### ASSIGNMENT
Within the material below, find each line bearing the word "Funktionen" and present it.

### PROVIDED MATERIAL
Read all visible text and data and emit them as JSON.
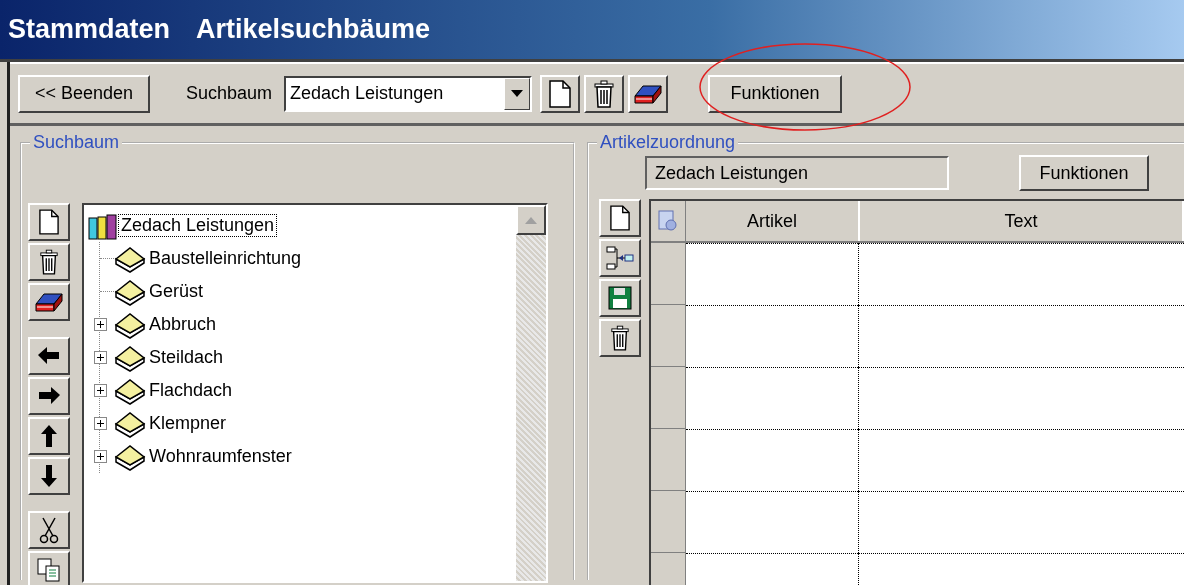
{
  "window": {
    "title": "Stammdaten",
    "subtitle": "Artikelsuchbäume"
  },
  "toolbar": {
    "exit_button": "<< Beenden",
    "tree_label": "Suchbaum",
    "tree_select": {
      "value": "Zedach Leistungen"
    },
    "functions_button": "Funktionen"
  },
  "search_tree": {
    "legend": "Suchbaum",
    "root": {
      "label": "Zedach Leistungen",
      "selected": true,
      "expanded": true,
      "children": [
        {
          "label": "Baustelleinrichtung",
          "selected": false,
          "has_children": false
        },
        {
          "label": "Gerüst",
          "selected": false,
          "has_children": false
        },
        {
          "label": "Abbruch",
          "selected": false,
          "has_children": true
        },
        {
          "label": "Steildach",
          "selected": false,
          "has_children": true
        },
        {
          "label": "Flachdach",
          "selected": false,
          "has_children": true
        },
        {
          "label": "Klempner",
          "selected": false,
          "has_children": true
        },
        {
          "label": "Wohnraumfenster",
          "selected": false,
          "has_children": true
        }
      ]
    }
  },
  "assignment": {
    "legend": "Artikelzuordnung",
    "tree_field": {
      "value": "Zedach Leistungen"
    },
    "functions_button": "Funktionen",
    "table": {
      "columns": [
        "Artikel",
        "Text"
      ]
    }
  }
}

### RESULT OF THE EXERCISE
    "functions_button": "Funktionen"
    "functions_button": "Funktionen",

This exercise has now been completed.